**MATERIAL PROVIDED**
· · · ·

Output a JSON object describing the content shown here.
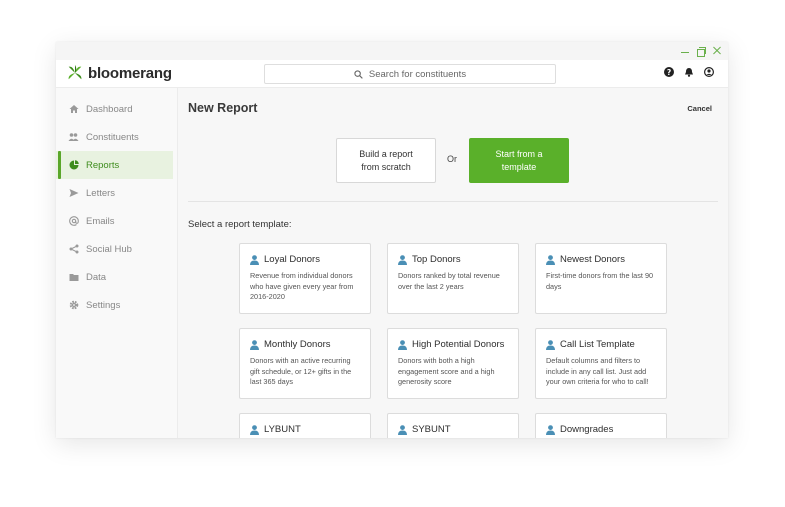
{
  "app": {
    "logo_text": "bloomerang",
    "brand_color": "#5ab02a"
  },
  "search": {
    "placeholder": "Search for constituents",
    "icon": "search-icon"
  },
  "top_icons": [
    "help-icon",
    "bell-icon",
    "user-icon"
  ],
  "sidebar": {
    "items": [
      {
        "label": "Dashboard",
        "icon": "home-icon",
        "active": false
      },
      {
        "label": "Constituents",
        "icon": "people-icon",
        "active": false
      },
      {
        "label": "Reports",
        "icon": "pie-chart-icon",
        "active": true
      },
      {
        "label": "Letters",
        "icon": "send-icon",
        "active": false
      },
      {
        "label": "Emails",
        "icon": "at-icon",
        "active": false
      },
      {
        "label": "Social Hub",
        "icon": "share-icon",
        "active": false
      },
      {
        "label": "Data",
        "icon": "folder-icon",
        "active": false
      },
      {
        "label": "Settings",
        "icon": "gear-icon",
        "active": false
      }
    ]
  },
  "main": {
    "title": "New Report",
    "cancel_label": "Cancel",
    "build_scratch_label": "Build a report from scratch",
    "or_label": "Or",
    "start_template_label": "Start from a template",
    "select_label": "Select a report template:",
    "templates": [
      {
        "title": "Loyal Donors",
        "desc": "Revenue from individual donors who have given every year from 2016-2020"
      },
      {
        "title": "Top Donors",
        "desc": "Donors ranked by total revenue over the last 2 years"
      },
      {
        "title": "Newest Donors",
        "desc": "First-time donors from the last 90 days"
      },
      {
        "title": "Monthly Donors",
        "desc": "Donors with an active recurring gift schedule, or 12+ gifts in the last 365 days"
      },
      {
        "title": "High Potential Donors",
        "desc": "Donors with both a high engagement score and a high generosity score"
      },
      {
        "title": "Call List Template",
        "desc": "Default columns and filters to include in any call list. Just add your own criteria for who to call!"
      },
      {
        "title": "LYBUNT",
        "desc": ""
      },
      {
        "title": "SYBUNT",
        "desc": ""
      },
      {
        "title": "Downgrades",
        "desc": ""
      }
    ]
  }
}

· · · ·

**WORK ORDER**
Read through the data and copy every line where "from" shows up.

**RESULT BELOW**
    "build_scratch_label": "Build a report from scratch",
    "start_template_label": "Start from a template",
        "desc": "Revenue from individual donors who have given every year from 2016-2020"
        "desc": "First-time donors from the last 90 days"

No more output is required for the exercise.